> _WHAT YOU NEED TO DO_:
Show every line from the entries that follow which holds the word "Scaleway".

··· TASK DATA ···

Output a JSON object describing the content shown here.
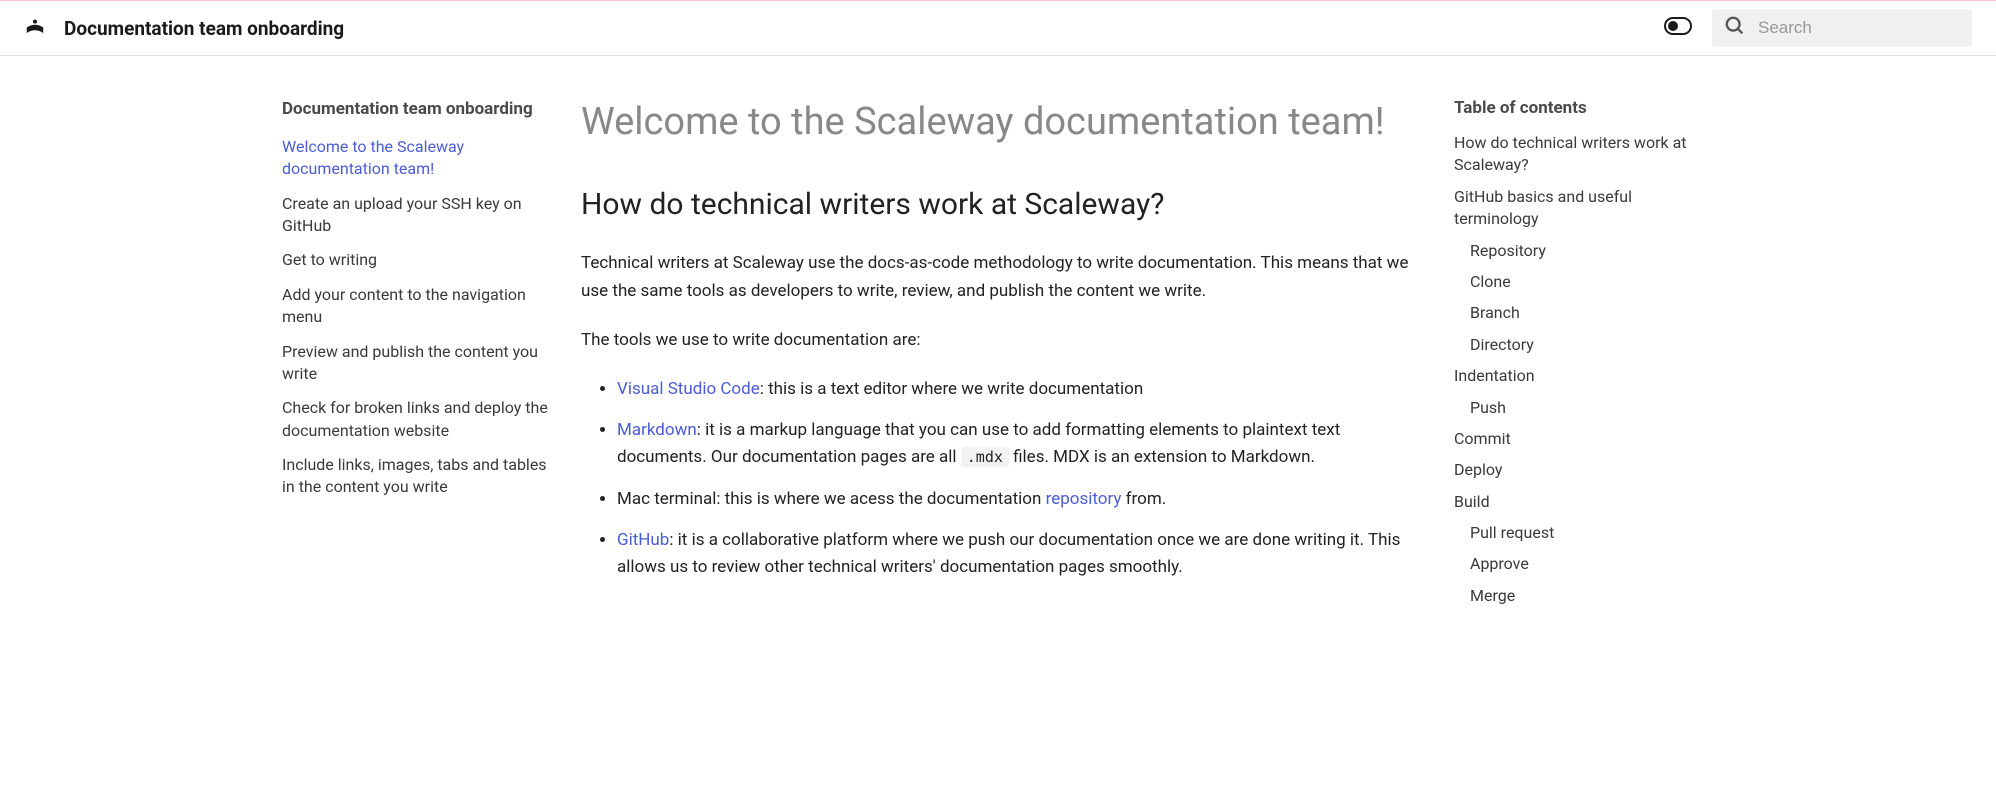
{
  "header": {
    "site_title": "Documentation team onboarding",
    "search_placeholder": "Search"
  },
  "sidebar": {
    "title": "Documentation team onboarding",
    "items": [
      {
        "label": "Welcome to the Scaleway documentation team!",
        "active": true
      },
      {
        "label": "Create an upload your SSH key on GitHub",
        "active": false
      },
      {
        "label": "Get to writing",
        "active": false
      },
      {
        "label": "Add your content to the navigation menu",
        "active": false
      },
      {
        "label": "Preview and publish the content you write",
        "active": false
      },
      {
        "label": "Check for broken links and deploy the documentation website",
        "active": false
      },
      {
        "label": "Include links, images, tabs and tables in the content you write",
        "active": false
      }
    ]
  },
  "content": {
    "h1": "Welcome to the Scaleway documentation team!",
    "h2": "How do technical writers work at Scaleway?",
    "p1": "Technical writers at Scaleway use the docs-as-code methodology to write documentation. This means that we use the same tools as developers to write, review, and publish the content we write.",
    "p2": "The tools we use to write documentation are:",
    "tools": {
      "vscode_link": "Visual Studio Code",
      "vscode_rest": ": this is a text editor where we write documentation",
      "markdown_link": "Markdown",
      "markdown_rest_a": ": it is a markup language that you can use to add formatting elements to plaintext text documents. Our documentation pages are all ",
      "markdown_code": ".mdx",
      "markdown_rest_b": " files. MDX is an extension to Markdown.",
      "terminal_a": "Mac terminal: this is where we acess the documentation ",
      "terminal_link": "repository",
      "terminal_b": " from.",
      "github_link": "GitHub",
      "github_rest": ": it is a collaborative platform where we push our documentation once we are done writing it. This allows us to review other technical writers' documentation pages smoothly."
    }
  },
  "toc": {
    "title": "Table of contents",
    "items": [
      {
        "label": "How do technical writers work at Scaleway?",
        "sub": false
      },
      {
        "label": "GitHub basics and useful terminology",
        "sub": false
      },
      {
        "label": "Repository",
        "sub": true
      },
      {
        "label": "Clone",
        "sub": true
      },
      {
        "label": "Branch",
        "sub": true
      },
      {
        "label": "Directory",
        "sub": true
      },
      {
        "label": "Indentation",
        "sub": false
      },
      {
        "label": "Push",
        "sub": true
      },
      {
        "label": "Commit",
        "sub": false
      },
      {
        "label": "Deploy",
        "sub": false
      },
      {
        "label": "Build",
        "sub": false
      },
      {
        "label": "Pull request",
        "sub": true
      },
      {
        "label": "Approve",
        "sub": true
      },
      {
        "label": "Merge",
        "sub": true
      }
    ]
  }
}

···

> _SOLUTION FOR THIS EXERCISE_:
        "label": "Welcome to the Scaleway documentation team!",
    "h1": "Welcome to the Scaleway documentation team!",
    "h2": "How do technical writers work at Scaleway?",
    "p1": "Technical writers at Scaleway use the docs-as-code methodology to write documentation. This means that we use the same tools as developers to write, review, and publish the content we write.",
        "label": "How do technical writers work at Scaleway?",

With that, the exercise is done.